Component data from apps and pages:
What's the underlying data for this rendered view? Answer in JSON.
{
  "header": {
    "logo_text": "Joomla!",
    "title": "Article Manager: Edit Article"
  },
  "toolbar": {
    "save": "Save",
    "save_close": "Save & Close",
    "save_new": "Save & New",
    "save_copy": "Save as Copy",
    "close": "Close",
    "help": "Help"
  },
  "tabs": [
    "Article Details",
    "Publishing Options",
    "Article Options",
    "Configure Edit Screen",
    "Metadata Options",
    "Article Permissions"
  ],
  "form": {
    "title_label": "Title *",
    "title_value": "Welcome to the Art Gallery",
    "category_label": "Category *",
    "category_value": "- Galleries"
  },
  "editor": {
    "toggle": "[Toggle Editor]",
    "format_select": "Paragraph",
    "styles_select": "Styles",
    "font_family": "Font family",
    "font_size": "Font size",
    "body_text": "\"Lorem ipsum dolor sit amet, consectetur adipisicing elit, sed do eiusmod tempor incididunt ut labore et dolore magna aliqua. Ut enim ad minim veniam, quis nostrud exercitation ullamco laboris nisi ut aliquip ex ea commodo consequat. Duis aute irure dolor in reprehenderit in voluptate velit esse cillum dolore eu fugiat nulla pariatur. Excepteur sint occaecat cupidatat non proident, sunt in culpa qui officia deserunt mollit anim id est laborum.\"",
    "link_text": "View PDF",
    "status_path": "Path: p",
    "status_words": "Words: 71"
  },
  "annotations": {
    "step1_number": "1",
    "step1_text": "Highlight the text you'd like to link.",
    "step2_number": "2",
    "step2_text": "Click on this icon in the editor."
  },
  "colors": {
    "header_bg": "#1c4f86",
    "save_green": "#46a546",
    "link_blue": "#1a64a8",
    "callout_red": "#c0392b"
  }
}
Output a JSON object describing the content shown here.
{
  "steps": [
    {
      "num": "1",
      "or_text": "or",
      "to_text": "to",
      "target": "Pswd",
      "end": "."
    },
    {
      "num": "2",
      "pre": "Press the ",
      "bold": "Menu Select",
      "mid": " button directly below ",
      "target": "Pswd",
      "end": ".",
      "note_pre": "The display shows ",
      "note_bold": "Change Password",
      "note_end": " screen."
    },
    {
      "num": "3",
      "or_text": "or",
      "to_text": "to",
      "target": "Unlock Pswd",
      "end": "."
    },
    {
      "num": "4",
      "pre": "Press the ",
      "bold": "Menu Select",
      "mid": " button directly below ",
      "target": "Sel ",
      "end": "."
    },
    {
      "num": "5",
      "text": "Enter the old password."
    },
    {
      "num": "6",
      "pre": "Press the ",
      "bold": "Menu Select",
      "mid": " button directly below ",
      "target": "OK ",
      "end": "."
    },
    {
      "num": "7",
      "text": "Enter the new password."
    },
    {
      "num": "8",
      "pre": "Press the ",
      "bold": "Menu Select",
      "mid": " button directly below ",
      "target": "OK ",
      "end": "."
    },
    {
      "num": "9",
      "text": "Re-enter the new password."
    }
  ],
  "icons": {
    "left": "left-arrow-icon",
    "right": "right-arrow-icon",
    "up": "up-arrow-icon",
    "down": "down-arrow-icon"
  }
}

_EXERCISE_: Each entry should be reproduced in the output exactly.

_SOLVED EXERCISE_:
What's the underlying data for this rendered view? Answer in JSON.
{
  "header": {
    "logo_text": "Joomla!",
    "title": "Article Manager: Edit Article"
  },
  "toolbar": {
    "save": "Save",
    "save_close": "Save & Close",
    "save_new": "Save & New",
    "save_copy": "Save as Copy",
    "close": "Close",
    "help": "Help"
  },
  "tabs": [
    "Article Details",
    "Publishing Options",
    "Article Options",
    "Configure Edit Screen",
    "Metadata Options",
    "Article Permissions"
  ],
  "form": {
    "title_label": "Title *",
    "title_value": "Welcome to the Art Gallery",
    "category_label": "Category *",
    "category_value": "- Galleries"
  },
  "editor": {
    "toggle": "[Toggle Editor]",
    "format_select": "Paragraph",
    "styles_select": "Styles",
    "font_family": "Font family",
    "font_size": "Font size",
    "body_text": "\"Lorem ipsum dolor sit amet, consectetur adipisicing elit, sed do eiusmod tempor incididunt ut labore et dolore magna aliqua. Ut enim ad minim veniam, quis nostrud exercitation ullamco laboris nisi ut aliquip ex ea commodo consequat. Duis aute irure dolor in reprehenderit in voluptate velit esse cillum dolore eu fugiat nulla pariatur. Excepteur sint occaecat cupidatat non proident, sunt in culpa qui officia deserunt mollit anim id est laborum.\"",
    "link_text": "View PDF",
    "status_path": "Path: p",
    "status_words": "Words: 71"
  },
  "annotations": {
    "step1_number": "1",
    "step1_text": "Highlight the text you'd like to link.",
    "step2_number": "2",
    "step2_text": "Click on this icon in the editor."
  },
  "colors": {
    "header_bg": "#1c4f86",
    "save_green": "#46a546",
    "link_blue": "#1a64a8",
    "callout_red": "#c0392b"
  }
}
Output a JSON object describing the content shown here.
{
  "steps": [
    {
      "num": "1",
      "or_text": "or",
      "to_text": "to",
      "target": "Pswd",
      "end": "."
    },
    {
      "num": "2",
      "pre": "Press the ",
      "bold": "Menu Select",
      "mid": " button directly below ",
      "target": "Pswd",
      "end": ".",
      "note_pre": "The display shows ",
      "note_bold": "Change Password",
      "note_end": " screen."
    },
    {
      "num": "3",
      "or_text": "or",
      "to_text": "to",
      "target": "Unlock Pswd",
      "end": "."
    },
    {
      "num": "4",
      "pre": "Press the ",
      "bold": "Menu Select",
      "mid": " button directly below ",
      "target": "Sel ",
      "end": "."
    },
    {
      "num": "5",
      "text": "Enter the old password."
    },
    {
      "num": "6",
      "pre": "Press the ",
      "bold": "Menu Select",
      "mid": " button directly below ",
      "target": "OK ",
      "end": "."
    },
    {
      "num": "7",
      "text": "Enter the new password."
    },
    {
      "num": "8",
      "pre": "Press the ",
      "bold": "Menu Select",
      "mid": " button directly below ",
      "target": "OK ",
      "end": "."
    },
    {
      "num": "9",
      "text": "Re-enter the new password."
    }
  ],
  "icons": {
    "left": "left-arrow-icon",
    "right": "right-arrow-icon",
    "up": "up-arrow-icon",
    "down": "down-arrow-icon"
  }
}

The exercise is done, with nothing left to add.